═══ Given information ═══

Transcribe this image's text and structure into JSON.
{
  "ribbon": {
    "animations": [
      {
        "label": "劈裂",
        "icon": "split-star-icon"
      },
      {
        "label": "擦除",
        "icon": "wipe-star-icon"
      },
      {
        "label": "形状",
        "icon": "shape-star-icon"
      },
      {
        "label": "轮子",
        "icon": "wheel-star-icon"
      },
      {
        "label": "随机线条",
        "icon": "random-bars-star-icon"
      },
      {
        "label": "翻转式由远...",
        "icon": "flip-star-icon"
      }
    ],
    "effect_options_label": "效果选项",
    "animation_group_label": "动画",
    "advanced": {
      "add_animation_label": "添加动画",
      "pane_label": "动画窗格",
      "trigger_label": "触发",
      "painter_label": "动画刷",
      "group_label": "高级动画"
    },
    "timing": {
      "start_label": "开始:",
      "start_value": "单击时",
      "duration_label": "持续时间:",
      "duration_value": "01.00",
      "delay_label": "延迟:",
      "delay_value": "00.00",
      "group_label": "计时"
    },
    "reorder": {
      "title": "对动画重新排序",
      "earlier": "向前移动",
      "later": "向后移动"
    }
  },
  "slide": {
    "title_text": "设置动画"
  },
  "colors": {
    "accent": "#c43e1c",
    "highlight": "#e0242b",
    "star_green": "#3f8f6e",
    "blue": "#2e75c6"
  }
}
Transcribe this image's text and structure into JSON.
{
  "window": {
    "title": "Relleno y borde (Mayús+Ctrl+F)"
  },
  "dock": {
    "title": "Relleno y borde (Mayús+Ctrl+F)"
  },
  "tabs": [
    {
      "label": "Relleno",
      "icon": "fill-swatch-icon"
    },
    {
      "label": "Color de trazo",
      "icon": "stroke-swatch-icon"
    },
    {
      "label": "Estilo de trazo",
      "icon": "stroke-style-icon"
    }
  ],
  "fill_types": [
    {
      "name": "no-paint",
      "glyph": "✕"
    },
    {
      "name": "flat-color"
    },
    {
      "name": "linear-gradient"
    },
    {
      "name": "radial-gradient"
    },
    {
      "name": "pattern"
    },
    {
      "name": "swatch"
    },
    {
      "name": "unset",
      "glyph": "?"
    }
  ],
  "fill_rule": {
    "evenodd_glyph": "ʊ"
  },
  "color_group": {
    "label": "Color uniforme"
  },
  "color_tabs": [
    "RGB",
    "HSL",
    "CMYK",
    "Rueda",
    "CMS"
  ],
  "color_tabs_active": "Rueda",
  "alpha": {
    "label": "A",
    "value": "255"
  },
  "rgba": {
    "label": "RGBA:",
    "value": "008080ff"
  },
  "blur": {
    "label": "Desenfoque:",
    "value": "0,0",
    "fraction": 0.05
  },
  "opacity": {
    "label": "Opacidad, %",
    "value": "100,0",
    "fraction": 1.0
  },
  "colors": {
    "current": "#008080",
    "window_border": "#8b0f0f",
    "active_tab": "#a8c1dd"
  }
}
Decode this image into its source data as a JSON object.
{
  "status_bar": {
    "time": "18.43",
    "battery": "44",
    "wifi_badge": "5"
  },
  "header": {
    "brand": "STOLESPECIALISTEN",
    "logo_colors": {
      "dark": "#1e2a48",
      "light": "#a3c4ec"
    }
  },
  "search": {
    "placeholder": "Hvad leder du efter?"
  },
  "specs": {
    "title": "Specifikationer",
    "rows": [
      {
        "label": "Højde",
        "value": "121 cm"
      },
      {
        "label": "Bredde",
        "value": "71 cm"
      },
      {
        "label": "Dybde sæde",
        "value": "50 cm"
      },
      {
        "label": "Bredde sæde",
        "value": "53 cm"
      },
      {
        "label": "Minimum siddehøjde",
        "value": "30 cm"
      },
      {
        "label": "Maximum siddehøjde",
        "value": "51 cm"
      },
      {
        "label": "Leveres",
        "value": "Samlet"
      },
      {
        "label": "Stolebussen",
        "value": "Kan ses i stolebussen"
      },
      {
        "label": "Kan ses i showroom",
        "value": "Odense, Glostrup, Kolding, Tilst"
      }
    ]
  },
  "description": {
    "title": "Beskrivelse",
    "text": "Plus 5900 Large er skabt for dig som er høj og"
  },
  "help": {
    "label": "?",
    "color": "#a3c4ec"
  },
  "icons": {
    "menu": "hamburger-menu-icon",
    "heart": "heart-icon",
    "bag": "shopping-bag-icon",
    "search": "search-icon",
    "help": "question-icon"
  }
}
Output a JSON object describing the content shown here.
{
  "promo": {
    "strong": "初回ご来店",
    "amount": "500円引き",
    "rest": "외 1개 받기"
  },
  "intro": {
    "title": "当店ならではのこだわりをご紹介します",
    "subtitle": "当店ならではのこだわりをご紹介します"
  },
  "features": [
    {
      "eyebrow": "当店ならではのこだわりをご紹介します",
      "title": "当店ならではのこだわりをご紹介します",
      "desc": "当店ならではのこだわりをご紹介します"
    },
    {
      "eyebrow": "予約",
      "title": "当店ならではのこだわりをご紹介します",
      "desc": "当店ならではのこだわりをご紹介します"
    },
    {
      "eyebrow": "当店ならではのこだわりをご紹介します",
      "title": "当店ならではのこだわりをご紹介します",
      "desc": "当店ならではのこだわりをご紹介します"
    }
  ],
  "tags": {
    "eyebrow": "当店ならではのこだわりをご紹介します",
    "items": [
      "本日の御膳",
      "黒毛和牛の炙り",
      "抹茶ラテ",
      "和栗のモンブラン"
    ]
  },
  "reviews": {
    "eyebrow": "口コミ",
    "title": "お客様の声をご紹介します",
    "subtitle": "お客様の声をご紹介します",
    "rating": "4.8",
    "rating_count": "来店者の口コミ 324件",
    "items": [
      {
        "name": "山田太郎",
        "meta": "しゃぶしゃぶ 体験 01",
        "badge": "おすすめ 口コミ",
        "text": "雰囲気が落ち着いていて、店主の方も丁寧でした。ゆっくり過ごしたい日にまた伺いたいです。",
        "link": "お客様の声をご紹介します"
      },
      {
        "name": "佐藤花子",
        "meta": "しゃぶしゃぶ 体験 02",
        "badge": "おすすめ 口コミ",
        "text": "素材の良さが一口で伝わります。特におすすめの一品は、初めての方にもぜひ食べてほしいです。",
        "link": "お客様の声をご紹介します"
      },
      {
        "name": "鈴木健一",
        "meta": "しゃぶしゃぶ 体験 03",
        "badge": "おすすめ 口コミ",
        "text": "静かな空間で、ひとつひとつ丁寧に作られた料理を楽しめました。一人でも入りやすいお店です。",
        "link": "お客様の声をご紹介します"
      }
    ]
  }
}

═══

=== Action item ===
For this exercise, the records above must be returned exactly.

=== Response for this exercise ===
Transcribe this image's text and structure into JSON.
{
  "ribbon": {
    "animations": [
      {
        "label": "劈裂",
        "icon": "split-star-icon"
      },
      {
        "label": "擦除",
        "icon": "wipe-star-icon"
      },
      {
        "label": "形状",
        "icon": "shape-star-icon"
      },
      {
        "label": "轮子",
        "icon": "wheel-star-icon"
      },
      {
        "label": "随机线条",
        "icon": "random-bars-star-icon"
      },
      {
        "label": "翻转式由远...",
        "icon": "flip-star-icon"
      }
    ],
    "effect_options_label": "效果选项",
    "animation_group_label": "动画",
    "advanced": {
      "add_animation_label": "添加动画",
      "pane_label": "动画窗格",
      "trigger_label": "触发",
      "painter_label": "动画刷",
      "group_label": "高级动画"
    },
    "timing": {
      "start_label": "开始:",
      "start_value": "单击时",
      "duration_label": "持续时间:",
      "duration_value": "01.00",
      "delay_label": "延迟:",
      "delay_value": "00.00",
      "group_label": "计时"
    },
    "reorder": {
      "title": "对动画重新排序",
      "earlier": "向前移动",
      "later": "向后移动"
    }
  },
  "slide": {
    "title_text": "设置动画"
  },
  "colors": {
    "accent": "#c43e1c",
    "highlight": "#e0242b",
    "star_green": "#3f8f6e",
    "blue": "#2e75c6"
  }
}
Transcribe this image's text and structure into JSON.
{
  "window": {
    "title": "Relleno y borde (Mayús+Ctrl+F)"
  },
  "dock": {
    "title": "Relleno y borde (Mayús+Ctrl+F)"
  },
  "tabs": [
    {
      "label": "Relleno",
      "icon": "fill-swatch-icon"
    },
    {
      "label": "Color de trazo",
      "icon": "stroke-swatch-icon"
    },
    {
      "label": "Estilo de trazo",
      "icon": "stroke-style-icon"
    }
  ],
  "fill_types": [
    {
      "name": "no-paint",
      "glyph": "✕"
    },
    {
      "name": "flat-color"
    },
    {
      "name": "linear-gradient"
    },
    {
      "name": "radial-gradient"
    },
    {
      "name": "pattern"
    },
    {
      "name": "swatch"
    },
    {
      "name": "unset",
      "glyph": "?"
    }
  ],
  "fill_rule": {
    "evenodd_glyph": "ʊ"
  },
  "color_group": {
    "label": "Color uniforme"
  },
  "color_tabs": [
    "RGB",
    "HSL",
    "CMYK",
    "Rueda",
    "CMS"
  ],
  "color_tabs_active": "Rueda",
  "alpha": {
    "label": "A",
    "value": "255"
  },
  "rgba": {
    "label": "RGBA:",
    "value": "008080ff"
  },
  "blur": {
    "label": "Desenfoque:",
    "value": "0,0",
    "fraction": 0.05
  },
  "opacity": {
    "label": "Opacidad, %",
    "value": "100,0",
    "fraction": 1.0
  },
  "colors": {
    "current": "#008080",
    "window_border": "#8b0f0f",
    "active_tab": "#a8c1dd"
  }
}
Decode this image into its source data as a JSON object.
{
  "status_bar": {
    "time": "18.43",
    "battery": "44",
    "wifi_badge": "5"
  },
  "header": {
    "brand": "STOLESPECIALISTEN",
    "logo_colors": {
      "dark": "#1e2a48",
      "light": "#a3c4ec"
    }
  },
  "search": {
    "placeholder": "Hvad leder du efter?"
  },
  "specs": {
    "title": "Specifikationer",
    "rows": [
      {
        "label": "Højde",
        "value": "121 cm"
      },
      {
        "label": "Bredde",
        "value": "71 cm"
      },
      {
        "label": "Dybde sæde",
        "value": "50 cm"
      },
      {
        "label": "Bredde sæde",
        "value": "53 cm"
      },
      {
        "label": "Minimum siddehøjde",
        "value": "30 cm"
      },
      {
        "label": "Maximum siddehøjde",
        "value": "51 cm"
      },
      {
        "label": "Leveres",
        "value": "Samlet"
      },
      {
        "label": "Stolebussen",
        "value": "Kan ses i stolebussen"
      },
      {
        "label": "Kan ses i showroom",
        "value": "Odense, Glostrup, Kolding, Tilst"
      }
    ]
  },
  "description": {
    "title": "Beskrivelse",
    "text": "Plus 5900 Large er skabt for dig som er høj og"
  },
  "help": {
    "label": "?",
    "color": "#a3c4ec"
  },
  "icons": {
    "menu": "hamburger-menu-icon",
    "heart": "heart-icon",
    "bag": "shopping-bag-icon",
    "search": "search-icon",
    "help": "question-icon"
  }
}
Output a JSON object describing the content shown here.
{
  "promo": {
    "strong": "初回ご来店",
    "amount": "500円引き",
    "rest": "외 1개 받기"
  },
  "intro": {
    "title": "当店ならではのこだわりをご紹介します",
    "subtitle": "当店ならではのこだわりをご紹介します"
  },
  "features": [
    {
      "eyebrow": "当店ならではのこだわりをご紹介します",
      "title": "当店ならではのこだわりをご紹介します",
      "desc": "当店ならではのこだわりをご紹介します"
    },
    {
      "eyebrow": "予約",
      "title": "当店ならではのこだわりをご紹介します",
      "desc": "当店ならではのこだわりをご紹介します"
    },
    {
      "eyebrow": "当店ならではのこだわりをご紹介します",
      "title": "当店ならではのこだわりをご紹介します",
      "desc": "当店ならではのこだわりをご紹介します"
    }
  ],
  "tags": {
    "eyebrow": "当店ならではのこだわりをご紹介します",
    "items": [
      "本日の御膳",
      "黒毛和牛の炙り",
      "抹茶ラテ",
      "和栗のモンブラン"
    ]
  },
  "reviews": {
    "eyebrow": "口コミ",
    "title": "お客様の声をご紹介します",
    "subtitle": "お客様の声をご紹介します",
    "rating": "4.8",
    "rating_count": "来店者の口コミ 324件",
    "items": [
      {
        "name": "山田太郎",
        "meta": "しゃぶしゃぶ 体験 01",
        "badge": "おすすめ 口コミ",
        "text": "雰囲気が落ち着いていて、店主の方も丁寧でした。ゆっくり過ごしたい日にまた伺いたいです。",
        "link": "お客様の声をご紹介します"
      },
      {
        "name": "佐藤花子",
        "meta": "しゃぶしゃぶ 体験 02",
        "badge": "おすすめ 口コミ",
        "text": "素材の良さが一口で伝わります。特におすすめの一品は、初めての方にもぜひ食べてほしいです。",
        "link": "お客様の声をご紹介します"
      },
      {
        "name": "鈴木健一",
        "meta": "しゃぶしゃぶ 体験 03",
        "badge": "おすすめ 口コミ",
        "text": "静かな空間で、ひとつひとつ丁寧に作られた料理を楽しめました。一人でも入りやすいお店です。",
        "link": "お客様の声をご紹介します"
      }
    ]
  }
}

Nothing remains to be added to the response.